From a Japanese perspective China has been challenging Japan’s interests in the East China Sea in ever shorter intervals. China’s navy has been coming closer and closer and has crossed sea lines considered sensitive by Japan. It’s obvious that Japan’s extension of its ADIZ is to be seen in the context of the complicated East China Sea sovereignty disputes. Tokyo’s choice to go ahead with the extension without consulting Taiwan’s authorities is revealing since it demonstrates that Japan worries to a high degree.
Through the recent extension of the ADIZ over the entire island of Yunaguni, Japan has a freer hand in monitoring the Diaoyutai Islands and even the oil fields in the Xihu depression. The deployment of significant fire power on Yunaguni has also become an easier task.
That the Taiwanese have seen their sovereignty infringed by Japan’s actions in the East China Sea is something that has happened in the past. From Lee Teng-hui over Chen Shui-bian to the incumbent Taiwanese president Ma Ying-jeou – all had reasons to complain about Japanese unilateral moves conducted in that part of the Pacific Ocean. Yet, previous and present-day Taiwanese administrations handled the matter differently. As Academy Sinicia researcher Lin Cheng-yi puts it: “The problems with the Japanese aren’t new, and they have always been raised by the Taiwanese.
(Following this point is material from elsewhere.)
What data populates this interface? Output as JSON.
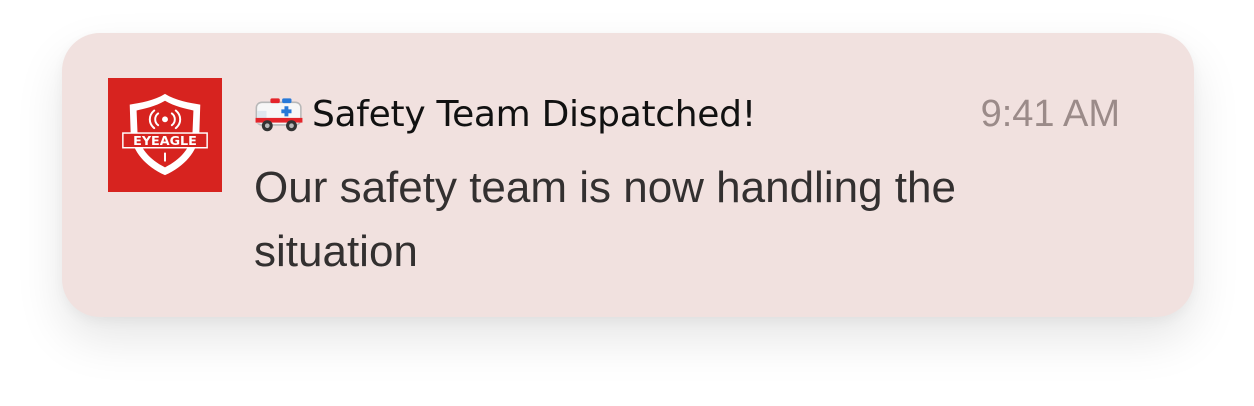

However, under the Taiwan’s administrations that were pro-Japanese there was no urgent need to solve them.”